NICE recommends inotuzumab ozogamicin as an option for treating relapsed or refractory CD22-positive B-cell precursor acute lymphoblastic leukaemia (ALL) in adults following a successful appeal process against the original recommendation a year ago.
NICE have today recommended the use of inotuzumab ozogamicin, within its marketing authorisation, as an option for treating relapsed or refractory CD22-positive B-cell precursor acute lymphoblastic leukaemia in adults.
Inotuzumab ozogamicin is a monotherapy treatment named Besponsa and manufactured by Pfizer.
The decision has come almost a year after NICE originally rejected the use of inotuzumab ozogamicin in August 2017, as the treatment was not deemed to be a cost-effective use of NHS resources.
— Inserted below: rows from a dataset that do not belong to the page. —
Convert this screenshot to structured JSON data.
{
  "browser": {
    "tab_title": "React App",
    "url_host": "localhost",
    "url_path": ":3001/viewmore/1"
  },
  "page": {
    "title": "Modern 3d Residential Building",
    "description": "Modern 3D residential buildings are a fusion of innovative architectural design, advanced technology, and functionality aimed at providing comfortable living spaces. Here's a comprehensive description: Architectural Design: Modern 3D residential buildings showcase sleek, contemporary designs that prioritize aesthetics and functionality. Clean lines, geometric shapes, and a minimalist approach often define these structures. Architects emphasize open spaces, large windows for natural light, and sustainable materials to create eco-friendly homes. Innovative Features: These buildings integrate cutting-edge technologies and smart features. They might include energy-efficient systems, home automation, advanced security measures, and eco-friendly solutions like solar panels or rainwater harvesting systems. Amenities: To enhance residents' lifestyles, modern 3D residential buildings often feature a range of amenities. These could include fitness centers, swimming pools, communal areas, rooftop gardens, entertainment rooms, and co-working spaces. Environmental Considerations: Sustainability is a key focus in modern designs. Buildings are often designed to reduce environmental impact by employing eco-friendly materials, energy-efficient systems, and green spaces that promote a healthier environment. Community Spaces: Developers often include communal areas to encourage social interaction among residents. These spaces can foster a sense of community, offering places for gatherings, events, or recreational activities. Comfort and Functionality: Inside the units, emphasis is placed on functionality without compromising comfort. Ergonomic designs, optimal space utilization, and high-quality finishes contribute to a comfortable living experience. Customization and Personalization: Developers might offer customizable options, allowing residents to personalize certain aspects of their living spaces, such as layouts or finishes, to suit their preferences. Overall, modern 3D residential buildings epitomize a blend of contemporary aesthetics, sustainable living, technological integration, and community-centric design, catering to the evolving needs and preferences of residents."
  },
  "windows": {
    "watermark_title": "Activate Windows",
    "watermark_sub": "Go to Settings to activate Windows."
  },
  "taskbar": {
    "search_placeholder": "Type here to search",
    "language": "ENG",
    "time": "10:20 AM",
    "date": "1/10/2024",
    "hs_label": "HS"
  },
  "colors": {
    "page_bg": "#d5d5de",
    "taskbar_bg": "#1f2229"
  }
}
The decision was successfully appealed by Leukaemia Care, Pfizer and a joint appeal from the Royal College of Pathologists, Royal College of Physicians and the Association of Cancer Physicians.
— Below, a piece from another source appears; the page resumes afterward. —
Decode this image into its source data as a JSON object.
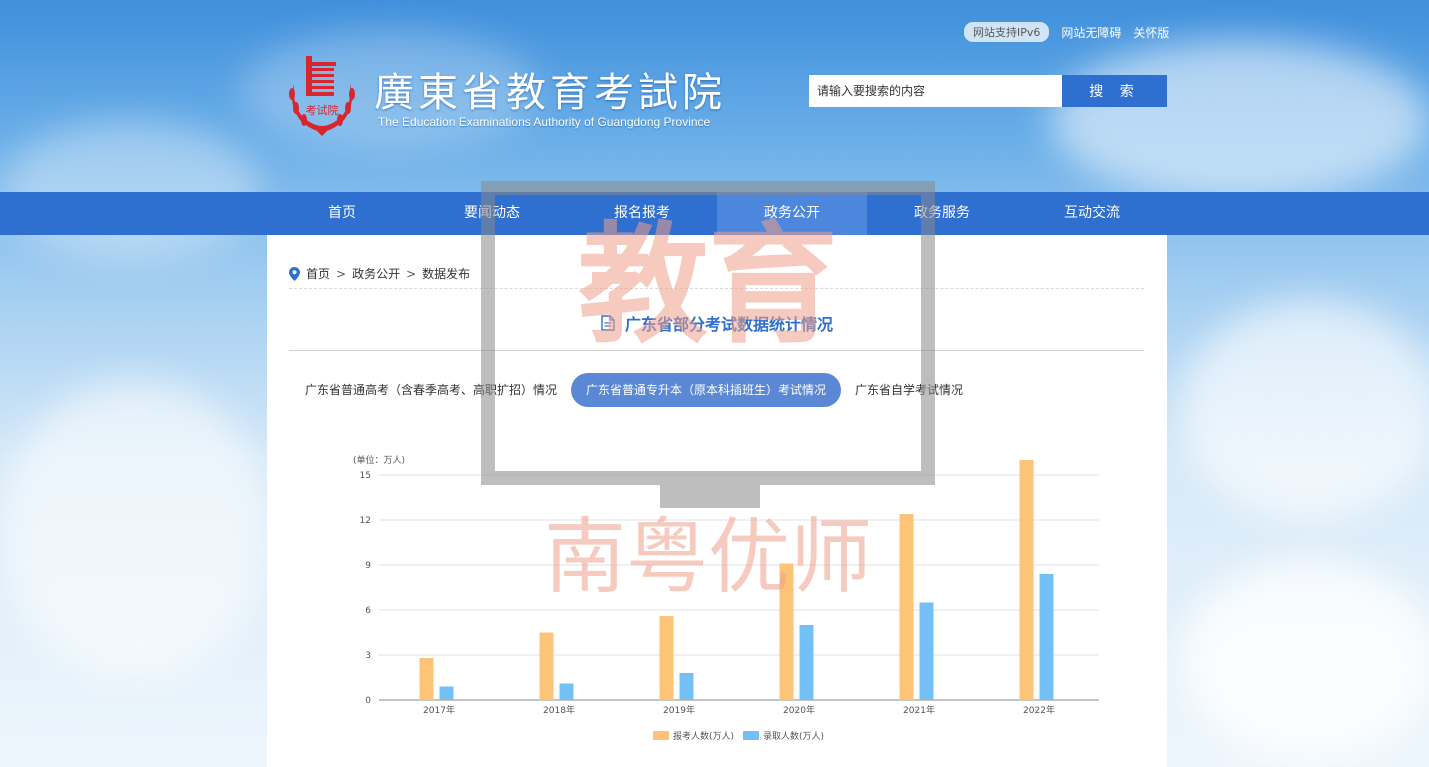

NICE, in the initial appraisal, were provided with the necessary clinical evidence that demonstrated UK practice would largely consist of using inotuzumab ozogamicin as a step to enable patients to have a stem cell transplant (SCT). When used as a step towards SCT normally only two cycles of inotuzumab ozogamicin are necessary.
A clinical trial named INO-VATE showed that far more patients were able to have a SCT following treatment with inotuzumab ozogamicin, compared to those treated with current therapies, namely FLAG-based chemotherapy.
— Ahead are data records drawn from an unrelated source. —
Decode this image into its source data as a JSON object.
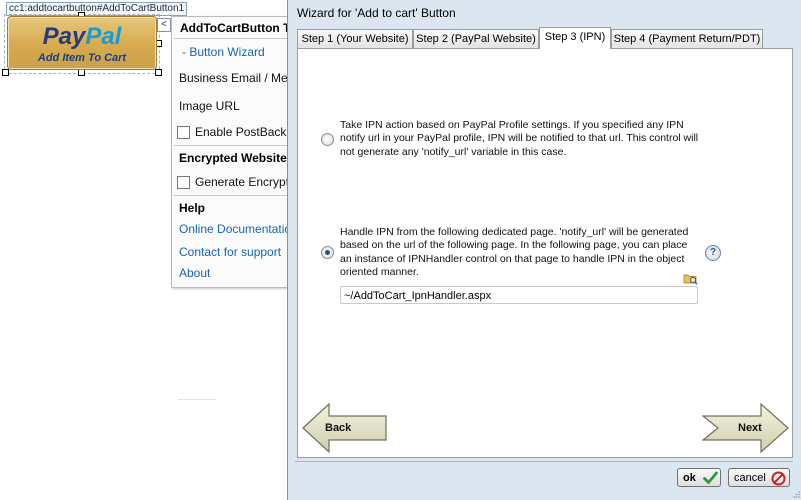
{
  "designer": {
    "control_tag": "cc1:addtocartbutton#AddToCartButton1",
    "paypal_logo_pay": "Pay",
    "paypal_logo_pal": "Pal",
    "paypal_subtitle": "Add Item To Cart"
  },
  "smart_panel": {
    "collapse_glyph": "<",
    "title": "AddToCartButton T",
    "button_wizard_link": "- Button Wizard",
    "business_email": "Business Email / Mer",
    "image_url": "Image URL",
    "enable_postback": "Enable PostBack",
    "encrypted_header": "Encrypted Website",
    "generate_encrypted": "Generate Encrypte",
    "help_header": "Help",
    "online_doc_link": "Online Documentatio",
    "contact_link": "Contact for support",
    "about_link": "About"
  },
  "wizard": {
    "title": "Wizard for 'Add to cart' Button",
    "tabs": [
      {
        "label": "Step 1 (Your Website)",
        "active": false
      },
      {
        "label": "Step 2 (PayPal Website)",
        "active": false
      },
      {
        "label": "Step 3 (IPN)",
        "active": true
      },
      {
        "label": "Step 4 (Payment Return/PDT)",
        "active": false
      }
    ],
    "option1": {
      "text": "Take IPN action based on PayPal Profile settings. If you specified any IPN notify url in your PayPal profile, IPN will be notified to that url. This control will not generate any 'notify_url' variable in this case.",
      "selected": false
    },
    "option2": {
      "text": "Handle IPN from the following dedicated page. 'notify_url' will be generated based on the url of the following page. In the following page, you can place an instance of IPNHandler control on that page to handle IPN in the object oriented manner.",
      "selected": true
    },
    "help_glyph": "?",
    "ipn_page_value": "~/AddToCart_IpnHandler.aspx",
    "back_label": "Back",
    "next_label": "Next",
    "ok_label": "ok",
    "cancel_label": "cancel",
    "colors": {
      "window_bg": "#dbe6f1",
      "link": "#1565b6",
      "ok_check": "#2e9a2e",
      "cancel_icon": "#d22020"
    }
  }
}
The model for cost-effectiveness was, however, based upon a maximum of six cycles of treatment as per the marketing authorisation of inotuzumab ozogamicin. In the case of six-cycles, the treatment is used for palliative care. This significantly increased the calculated cost of inotuzumab ozogamicin, going against the clinical evidence, and the treatment was deemed to be not cost-effective.
The appellant was successful in arguing that the decision was unfair in light of the clinical evidence and it is positive that patients now have access to inotuzumab ozogamicin through the NHS. It is, however, disappointing that there has been a year long delay in access to a potentially life-saving and life-extending treatment when NICE was provided with the necessary evidence. The delay means that several patients may have now crucially missed out on accessing inotuzumab ozogamicin.
In June 2018, the Scottish Medicines Consortium (SMC) approved the use of inotuzumab ozogamicin for adults with relapsed/refractory acute lymphoblastic leukaemia (ALL) in Scotland, with the restriction the drug would be used “in patients for whom the intent is to proceed to stem cell transplantation.” This means that access to the drug is similar across the UK in England, Wales and Scotland with NICE having now approved the use of inotuzumab ozogamicin.
“We are delighted that after successfully appealing NICE’s previous recommendation, people in England and Wales with this particular form of ALL will have access to inotuzumab ozogamicin, providing them and their families with an important new treatment option,” said Zack Pemberton-Whiteley, Campaigns and Advocacy Director, Leukaemia Care.